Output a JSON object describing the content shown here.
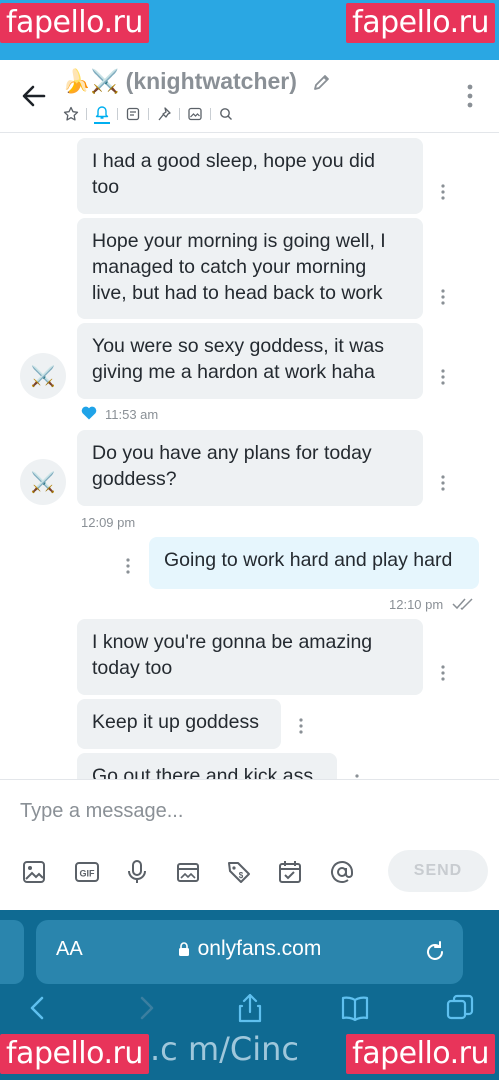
{
  "watermarks": {
    "top_left": "fapello.ru",
    "top_right": "fapello.ru",
    "bottom_left": "fapello.ru",
    "bottom_right": "fapello.ru"
  },
  "header": {
    "title": "🍌⚔️ (knightwatcher)",
    "icons": [
      "star-icon",
      "bell-icon",
      "note-icon",
      "pin-icon",
      "image-icon",
      "search-icon"
    ]
  },
  "messages": [
    {
      "side": "in",
      "text_lines": [
        "I had a good sleep, hope you did",
        "too"
      ]
    },
    {
      "side": "in",
      "text_lines": [
        "Hope your morning is going well, I",
        "managed to catch your morning",
        "live, but had to head back to work"
      ]
    },
    {
      "side": "in",
      "text_lines": [
        "You were so sexy goddess, it was",
        "giving me a hardon at work haha"
      ],
      "avatar": "⚔️",
      "liked": true,
      "time": "11:53 am"
    },
    {
      "side": "in",
      "text_lines": [
        "Do you have any plans for today",
        "goddess?"
      ],
      "avatar": "⚔️",
      "time": "12:09 pm"
    },
    {
      "side": "out",
      "text_lines": [
        "Going to work hard and play hard"
      ],
      "time": "12:10 pm",
      "read": true
    },
    {
      "side": "in",
      "text_lines": [
        "I know you're gonna be amazing",
        "today too"
      ]
    },
    {
      "side": "in",
      "text_lines": [
        "Keep it up goddess"
      ]
    },
    {
      "side": "in",
      "text_lines": [
        "Go out there and kick ass"
      ]
    }
  ],
  "composer": {
    "placeholder": "Type a message...",
    "tools": [
      "image-icon",
      "gif-icon",
      "microphone-icon",
      "vault-icon",
      "price-tag-icon",
      "calendar-check-icon",
      "mention-icon"
    ],
    "send_label": "SEND"
  },
  "browser": {
    "aa_label": "AA",
    "url": "onlyfans.com",
    "footer_text": ".c m/Cinc"
  },
  "colors": {
    "status_bar": "#2aa7e3",
    "accent": "#00aff0",
    "browser_bar": "#0f6a92"
  }
}
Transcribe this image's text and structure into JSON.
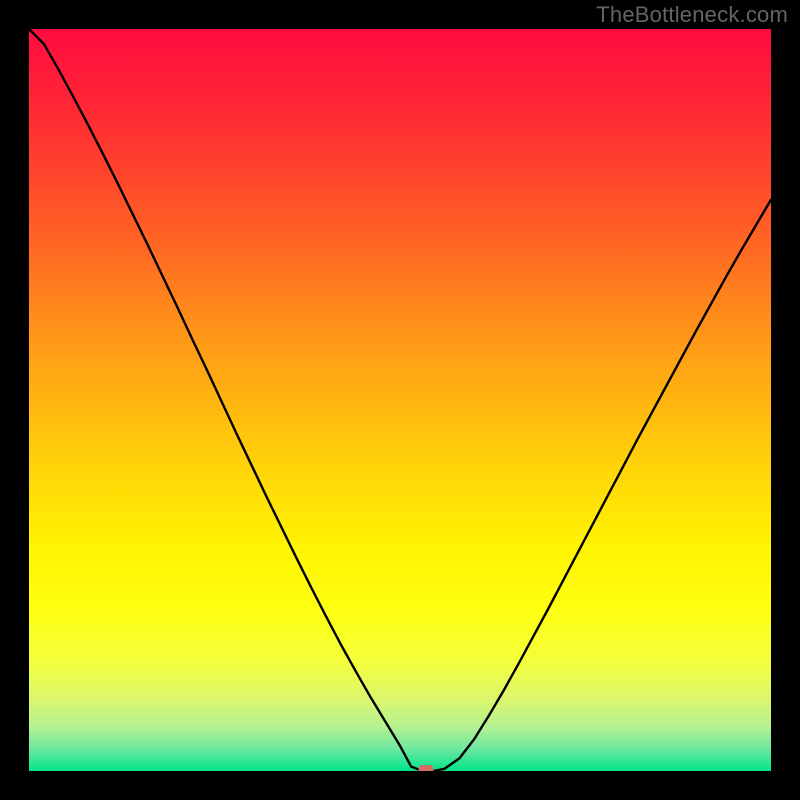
{
  "watermark": "TheBottleneck.com",
  "chart_data": {
    "type": "line",
    "title": "",
    "xlabel": "",
    "ylabel": "",
    "xlim": [
      0,
      1
    ],
    "ylim": [
      0,
      1
    ],
    "x": [
      0.0,
      0.02,
      0.04,
      0.06,
      0.08,
      0.1,
      0.12,
      0.14,
      0.16,
      0.18,
      0.2,
      0.22,
      0.24,
      0.26,
      0.28,
      0.3,
      0.32,
      0.34,
      0.36,
      0.38,
      0.4,
      0.42,
      0.44,
      0.46,
      0.48,
      0.5,
      0.515,
      0.53,
      0.545,
      0.56,
      0.58,
      0.6,
      0.62,
      0.64,
      0.66,
      0.68,
      0.7,
      0.72,
      0.74,
      0.76,
      0.78,
      0.8,
      0.82,
      0.84,
      0.86,
      0.88,
      0.9,
      0.92,
      0.94,
      0.96,
      0.98,
      1.0
    ],
    "values": [
      1.0,
      0.98,
      0.945,
      0.908,
      0.87,
      0.831,
      0.791,
      0.75,
      0.709,
      0.667,
      0.625,
      0.582,
      0.54,
      0.497,
      0.454,
      0.412,
      0.37,
      0.329,
      0.288,
      0.248,
      0.209,
      0.171,
      0.135,
      0.1,
      0.067,
      0.034,
      0.006,
      0.0,
      0.0,
      0.003,
      0.017,
      0.043,
      0.075,
      0.109,
      0.145,
      0.182,
      0.219,
      0.257,
      0.295,
      0.333,
      0.371,
      0.409,
      0.447,
      0.484,
      0.521,
      0.558,
      0.595,
      0.631,
      0.667,
      0.702,
      0.736,
      0.77
    ],
    "gradient_stops": [
      {
        "offset": 0.0,
        "color": "#ff0b3f"
      },
      {
        "offset": 0.1,
        "color": "#ff2635"
      },
      {
        "offset": 0.2,
        "color": "#ff462b"
      },
      {
        "offset": 0.3,
        "color": "#ff6a22"
      },
      {
        "offset": 0.4,
        "color": "#ff9119"
      },
      {
        "offset": 0.5,
        "color": "#ffb510"
      },
      {
        "offset": 0.6,
        "color": "#ffd708"
      },
      {
        "offset": 0.7,
        "color": "#fff402"
      },
      {
        "offset": 0.78,
        "color": "#ffff10"
      },
      {
        "offset": 0.85,
        "color": "#f4ff3a"
      },
      {
        "offset": 0.9,
        "color": "#def76a"
      },
      {
        "offset": 0.94,
        "color": "#b6f190"
      },
      {
        "offset": 0.97,
        "color": "#6de8a0"
      },
      {
        "offset": 1.0,
        "color": "#00e48a"
      }
    ],
    "marker": {
      "x": 0.535,
      "y": 0.002,
      "color": "#d96a61"
    }
  }
}
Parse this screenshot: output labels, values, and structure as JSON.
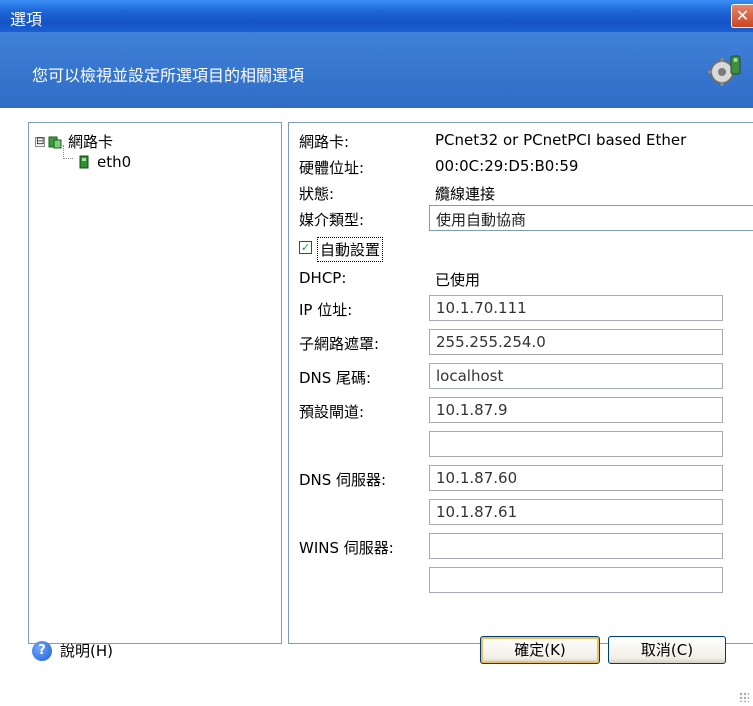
{
  "window": {
    "title": "選項",
    "close_symbol": "✕"
  },
  "header": {
    "subtitle": "您可以檢視並設定所選項目的相關選項",
    "icon": "gear-settings-icon"
  },
  "tree": {
    "root": {
      "label": "網路卡",
      "expander": "⊟",
      "icon": "network-icon"
    },
    "child": {
      "label": "eth0",
      "icon": "network-adapter-icon"
    }
  },
  "props": {
    "adapter": {
      "label": "網路卡:",
      "value": "PCnet32 or PCnetPCI based Ether"
    },
    "mac": {
      "label": "硬體位址:",
      "value": "00:0C:29:D5:B0:59"
    },
    "status": {
      "label": "狀態:",
      "value": "纜線連接"
    },
    "media": {
      "label": "媒介類型:",
      "value": "使用自動協商"
    },
    "auto_config": {
      "label": "自動設置",
      "checked": true,
      "check_symbol": "✓"
    },
    "dhcp": {
      "label": "DHCP:",
      "value": "已使用"
    },
    "ip": {
      "label": "IP 位址:",
      "value": "10.1.70.111"
    },
    "subnet": {
      "label": "子網路遮罩:",
      "value": "255.255.254.0"
    },
    "dns_suffix": {
      "label": "DNS 尾碼:",
      "value": "localhost"
    },
    "gateway": {
      "label": "預設閘道:",
      "values": [
        "10.1.87.9",
        ""
      ]
    },
    "dns_servers": {
      "label": "DNS 伺服器:",
      "values": [
        "10.1.87.60",
        "10.1.87.61"
      ]
    },
    "wins_servers": {
      "label": "WINS 伺服器:",
      "values": [
        "",
        ""
      ]
    }
  },
  "footer": {
    "help_label": "說明(H)",
    "help_icon": "?",
    "ok_label": "確定(K)",
    "cancel_label": "取消(C)"
  },
  "colors": {
    "title_bar": "#1d66d8",
    "header": "#3a77d0",
    "button_border": "#003c74"
  }
}
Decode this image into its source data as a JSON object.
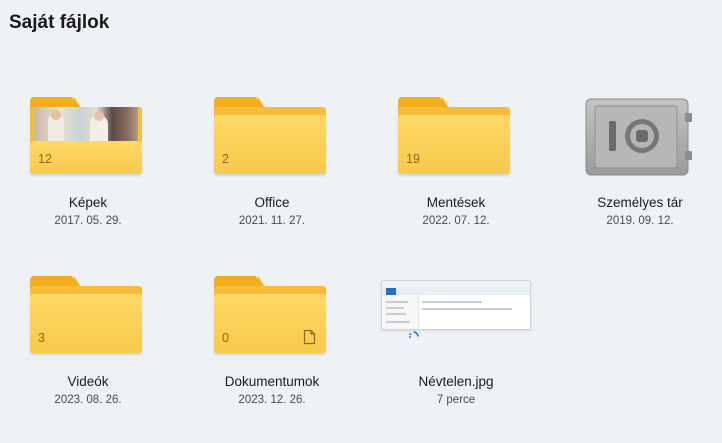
{
  "page": {
    "title": "Saját fájlok"
  },
  "items": [
    {
      "name": "Képek",
      "date": "2017. 05. 29.",
      "count": "12",
      "type": "folder-photo"
    },
    {
      "name": "Office",
      "date": "2021. 11. 27.",
      "count": "2",
      "type": "folder"
    },
    {
      "name": "Mentések",
      "date": "2022. 07. 12.",
      "count": "19",
      "type": "folder"
    },
    {
      "name": "Személyes tár",
      "date": "2019. 09. 12.",
      "type": "vault"
    },
    {
      "name": "Videók",
      "date": "2023. 08. 26.",
      "count": "3",
      "type": "folder"
    },
    {
      "name": "Dokumentumok",
      "date": "2023. 12. 26.",
      "count": "0",
      "type": "folder-doc"
    },
    {
      "name": "Névtelen.jpg",
      "date": "7 perce",
      "type": "image-file"
    }
  ],
  "colors": {
    "folder_front": "#ffd966",
    "folder_back": "#f2ae1f",
    "background": "#eef1f6",
    "vault": "#a9a9a9"
  }
}
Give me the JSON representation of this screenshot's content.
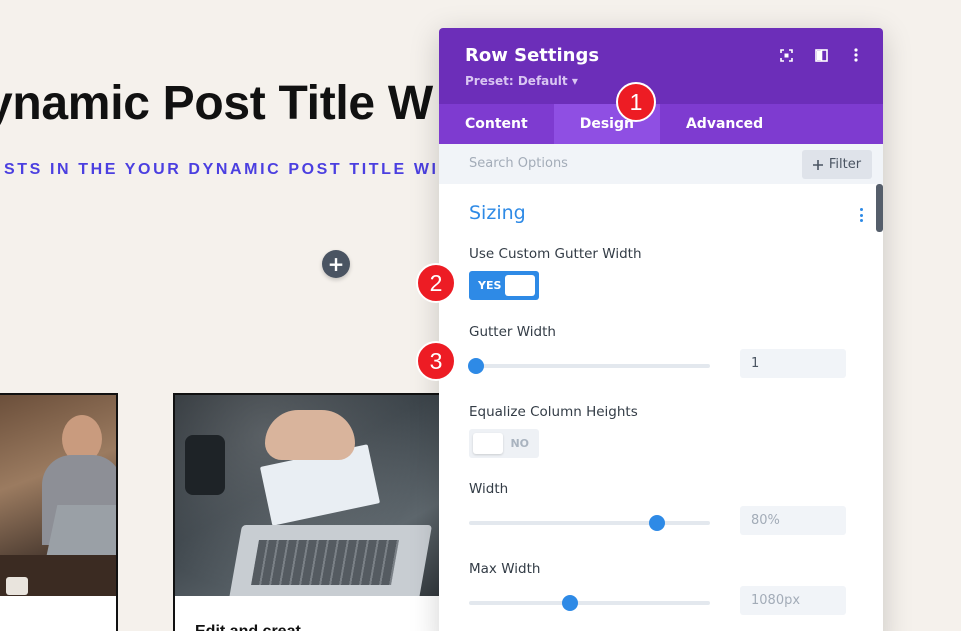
{
  "page": {
    "title": "ynamic Post Title W",
    "subtitle": "STS IN THE YOUR DYNAMIC POST TITLE WILL",
    "add_button": "+",
    "card_b_text": "Edit and creat"
  },
  "panel": {
    "title": "Row Settings",
    "preset": "Preset: Default ▾",
    "tabs": [
      {
        "label": "Content"
      },
      {
        "label": "Design",
        "active": true
      },
      {
        "label": "Advanced"
      }
    ],
    "search_placeholder": "Search Options",
    "filter_label": "Filter",
    "section_title": "Sizing",
    "fields": {
      "custom_gutter": {
        "label": "Use Custom Gutter Width",
        "state": "YES"
      },
      "gutter_width": {
        "label": "Gutter Width",
        "value": "1",
        "slider_fraction": 0.03
      },
      "equalize": {
        "label": "Equalize Column Heights",
        "state": "NO"
      },
      "width": {
        "label": "Width",
        "value": "80%",
        "slider_fraction": 0.78
      },
      "max_width": {
        "label": "Max Width",
        "value": "1080px",
        "slider_fraction": 0.42
      }
    }
  },
  "annotations": [
    "1",
    "2",
    "3"
  ],
  "colors": {
    "header": "#6c2eb9",
    "tabs": "#7e3bd0",
    "active_tab": "#8f4fe3",
    "accent": "#2e8ae6",
    "badge": "#ed1c24",
    "subtitle": "#4b3fe0"
  }
}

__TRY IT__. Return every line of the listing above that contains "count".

__RESULT OF THE EXERCISE__.
      "count": "12",
      "count": "2",
      "count": "19",
      "count": "3",
      "count": "0",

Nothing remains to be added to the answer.